---- Material shown
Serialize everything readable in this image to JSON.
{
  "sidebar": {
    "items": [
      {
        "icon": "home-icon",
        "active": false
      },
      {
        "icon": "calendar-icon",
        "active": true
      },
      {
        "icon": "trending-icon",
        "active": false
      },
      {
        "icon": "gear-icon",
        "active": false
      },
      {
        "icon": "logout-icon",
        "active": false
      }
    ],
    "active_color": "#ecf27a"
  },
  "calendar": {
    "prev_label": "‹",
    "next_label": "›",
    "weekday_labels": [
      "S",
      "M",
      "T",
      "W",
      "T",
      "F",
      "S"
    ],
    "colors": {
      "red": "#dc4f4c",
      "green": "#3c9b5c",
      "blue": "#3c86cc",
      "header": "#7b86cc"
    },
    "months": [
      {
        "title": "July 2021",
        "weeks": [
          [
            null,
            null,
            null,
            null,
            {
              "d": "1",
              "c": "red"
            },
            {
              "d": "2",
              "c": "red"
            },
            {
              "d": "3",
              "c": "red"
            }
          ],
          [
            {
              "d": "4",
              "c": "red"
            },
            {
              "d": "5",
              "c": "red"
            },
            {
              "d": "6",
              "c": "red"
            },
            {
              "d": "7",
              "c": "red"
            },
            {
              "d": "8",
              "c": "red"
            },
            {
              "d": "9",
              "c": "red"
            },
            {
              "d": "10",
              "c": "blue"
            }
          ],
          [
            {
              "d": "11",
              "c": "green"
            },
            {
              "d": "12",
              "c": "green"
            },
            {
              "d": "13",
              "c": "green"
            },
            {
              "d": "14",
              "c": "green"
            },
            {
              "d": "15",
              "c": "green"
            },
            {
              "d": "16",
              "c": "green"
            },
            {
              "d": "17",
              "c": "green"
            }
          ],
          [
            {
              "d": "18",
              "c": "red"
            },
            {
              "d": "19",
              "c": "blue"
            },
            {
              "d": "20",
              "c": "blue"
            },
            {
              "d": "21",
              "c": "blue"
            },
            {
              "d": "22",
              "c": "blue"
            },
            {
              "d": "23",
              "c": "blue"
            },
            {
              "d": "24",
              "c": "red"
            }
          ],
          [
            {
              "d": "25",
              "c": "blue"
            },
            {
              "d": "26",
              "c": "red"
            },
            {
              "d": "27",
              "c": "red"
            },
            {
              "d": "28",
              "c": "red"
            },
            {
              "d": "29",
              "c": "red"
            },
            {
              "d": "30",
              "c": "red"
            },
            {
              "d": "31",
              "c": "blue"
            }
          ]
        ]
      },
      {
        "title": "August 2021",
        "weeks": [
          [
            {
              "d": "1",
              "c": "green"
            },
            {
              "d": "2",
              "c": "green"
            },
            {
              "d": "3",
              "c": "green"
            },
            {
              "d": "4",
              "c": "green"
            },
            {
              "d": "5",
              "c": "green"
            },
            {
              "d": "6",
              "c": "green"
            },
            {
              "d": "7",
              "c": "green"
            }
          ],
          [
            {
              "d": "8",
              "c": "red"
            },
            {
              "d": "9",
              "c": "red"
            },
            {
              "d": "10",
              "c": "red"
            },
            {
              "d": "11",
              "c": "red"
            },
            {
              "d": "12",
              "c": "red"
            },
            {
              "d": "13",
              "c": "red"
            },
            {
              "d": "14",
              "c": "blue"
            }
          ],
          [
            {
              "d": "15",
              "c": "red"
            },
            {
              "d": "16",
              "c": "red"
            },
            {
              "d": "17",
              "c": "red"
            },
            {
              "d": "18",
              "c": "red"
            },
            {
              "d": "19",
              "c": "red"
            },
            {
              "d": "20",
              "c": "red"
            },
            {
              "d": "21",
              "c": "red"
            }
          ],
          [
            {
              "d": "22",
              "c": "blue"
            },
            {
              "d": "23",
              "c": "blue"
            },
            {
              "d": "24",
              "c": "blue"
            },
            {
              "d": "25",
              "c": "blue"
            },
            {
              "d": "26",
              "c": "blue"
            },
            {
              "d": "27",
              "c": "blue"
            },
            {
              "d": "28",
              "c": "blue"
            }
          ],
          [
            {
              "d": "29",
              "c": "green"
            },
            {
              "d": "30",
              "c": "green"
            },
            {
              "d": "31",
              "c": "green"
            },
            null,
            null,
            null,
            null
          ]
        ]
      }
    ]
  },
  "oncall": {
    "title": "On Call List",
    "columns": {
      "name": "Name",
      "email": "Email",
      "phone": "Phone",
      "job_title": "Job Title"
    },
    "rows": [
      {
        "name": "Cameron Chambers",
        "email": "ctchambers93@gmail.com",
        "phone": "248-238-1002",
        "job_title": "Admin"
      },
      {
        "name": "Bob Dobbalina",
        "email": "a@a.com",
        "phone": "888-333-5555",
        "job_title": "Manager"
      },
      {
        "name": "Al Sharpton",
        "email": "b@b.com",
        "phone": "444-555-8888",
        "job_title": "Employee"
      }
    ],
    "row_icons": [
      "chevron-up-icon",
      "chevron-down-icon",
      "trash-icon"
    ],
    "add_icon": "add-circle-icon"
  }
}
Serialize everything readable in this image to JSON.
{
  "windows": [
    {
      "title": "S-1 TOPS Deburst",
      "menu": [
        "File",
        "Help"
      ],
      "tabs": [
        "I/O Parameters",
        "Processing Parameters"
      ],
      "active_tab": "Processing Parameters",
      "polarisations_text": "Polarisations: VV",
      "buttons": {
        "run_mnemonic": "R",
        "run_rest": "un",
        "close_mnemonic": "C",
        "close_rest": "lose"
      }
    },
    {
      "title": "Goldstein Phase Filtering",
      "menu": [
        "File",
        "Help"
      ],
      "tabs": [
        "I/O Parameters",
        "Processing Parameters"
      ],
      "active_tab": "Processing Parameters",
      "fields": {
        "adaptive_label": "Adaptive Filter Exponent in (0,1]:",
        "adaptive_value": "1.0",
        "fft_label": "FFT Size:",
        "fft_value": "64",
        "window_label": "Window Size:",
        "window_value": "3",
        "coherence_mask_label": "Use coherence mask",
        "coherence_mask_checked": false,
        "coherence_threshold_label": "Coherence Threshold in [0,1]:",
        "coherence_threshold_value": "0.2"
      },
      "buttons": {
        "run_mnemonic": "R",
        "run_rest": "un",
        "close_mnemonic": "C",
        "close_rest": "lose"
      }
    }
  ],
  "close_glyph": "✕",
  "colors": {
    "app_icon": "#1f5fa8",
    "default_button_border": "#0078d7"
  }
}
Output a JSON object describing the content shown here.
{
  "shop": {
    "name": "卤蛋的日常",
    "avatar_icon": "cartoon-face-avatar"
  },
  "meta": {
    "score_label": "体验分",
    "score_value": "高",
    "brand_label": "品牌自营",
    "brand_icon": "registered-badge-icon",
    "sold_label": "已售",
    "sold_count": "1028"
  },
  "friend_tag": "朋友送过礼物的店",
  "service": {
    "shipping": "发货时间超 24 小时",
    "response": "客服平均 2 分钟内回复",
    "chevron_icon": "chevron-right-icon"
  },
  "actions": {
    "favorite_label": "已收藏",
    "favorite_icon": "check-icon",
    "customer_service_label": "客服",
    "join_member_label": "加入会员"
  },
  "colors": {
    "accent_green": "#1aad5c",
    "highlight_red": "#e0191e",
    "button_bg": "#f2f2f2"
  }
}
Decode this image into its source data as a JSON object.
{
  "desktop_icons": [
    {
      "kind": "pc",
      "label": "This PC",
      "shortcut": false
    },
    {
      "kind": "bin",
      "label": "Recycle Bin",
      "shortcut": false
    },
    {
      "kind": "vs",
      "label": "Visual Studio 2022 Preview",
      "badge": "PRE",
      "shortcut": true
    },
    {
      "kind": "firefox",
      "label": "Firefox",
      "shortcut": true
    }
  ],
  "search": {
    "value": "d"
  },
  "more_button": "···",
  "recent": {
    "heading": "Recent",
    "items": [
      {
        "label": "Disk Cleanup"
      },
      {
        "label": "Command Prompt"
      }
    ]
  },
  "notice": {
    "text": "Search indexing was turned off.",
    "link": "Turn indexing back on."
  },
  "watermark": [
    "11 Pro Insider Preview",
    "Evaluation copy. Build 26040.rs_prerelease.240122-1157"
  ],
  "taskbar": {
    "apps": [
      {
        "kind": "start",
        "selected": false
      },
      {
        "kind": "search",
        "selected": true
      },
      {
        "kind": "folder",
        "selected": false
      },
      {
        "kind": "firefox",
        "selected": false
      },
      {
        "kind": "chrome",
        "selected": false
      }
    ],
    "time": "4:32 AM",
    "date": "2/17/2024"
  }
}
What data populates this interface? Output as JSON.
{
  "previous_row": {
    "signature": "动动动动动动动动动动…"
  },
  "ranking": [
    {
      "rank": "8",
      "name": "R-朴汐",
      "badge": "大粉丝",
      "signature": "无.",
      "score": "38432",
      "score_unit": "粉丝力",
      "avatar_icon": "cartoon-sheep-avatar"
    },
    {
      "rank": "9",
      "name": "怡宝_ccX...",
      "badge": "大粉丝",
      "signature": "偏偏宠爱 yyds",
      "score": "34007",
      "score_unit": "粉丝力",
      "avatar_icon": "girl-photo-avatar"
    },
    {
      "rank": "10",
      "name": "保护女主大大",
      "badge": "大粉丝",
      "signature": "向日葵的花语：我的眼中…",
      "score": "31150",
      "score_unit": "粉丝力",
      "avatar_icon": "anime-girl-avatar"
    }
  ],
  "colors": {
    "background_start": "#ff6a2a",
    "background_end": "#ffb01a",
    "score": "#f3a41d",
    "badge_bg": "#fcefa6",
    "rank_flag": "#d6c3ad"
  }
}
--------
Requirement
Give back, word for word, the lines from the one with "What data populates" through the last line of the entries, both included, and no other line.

Task response
What data populates this interface? Output as JSON.
{
  "previous_row": {
    "signature": "动动动动动动动动动动…"
  },
  "ranking": [
    {
      "rank": "8",
      "name": "R-朴汐",
      "badge": "大粉丝",
      "signature": "无.",
      "score": "38432",
      "score_unit": "粉丝力",
      "avatar_icon": "cartoon-sheep-avatar"
    },
    {
      "rank": "9",
      "name": "怡宝_ccX...",
      "badge": "大粉丝",
      "signature": "偏偏宠爱 yyds",
      "score": "34007",
      "score_unit": "粉丝力",
      "avatar_icon": "girl-photo-avatar"
    },
    {
      "rank": "10",
      "name": "保护女主大大",
      "badge": "大粉丝",
      "signature": "向日葵的花语：我的眼中…",
      "score": "31150",
      "score_unit": "粉丝力",
      "avatar_icon": "anime-girl-avatar"
    }
  ],
  "colors": {
    "background_start": "#ff6a2a",
    "background_end": "#ffb01a",
    "score": "#f3a41d",
    "badge_bg": "#fcefa6",
    "rank_flag": "#d6c3ad"
  }
}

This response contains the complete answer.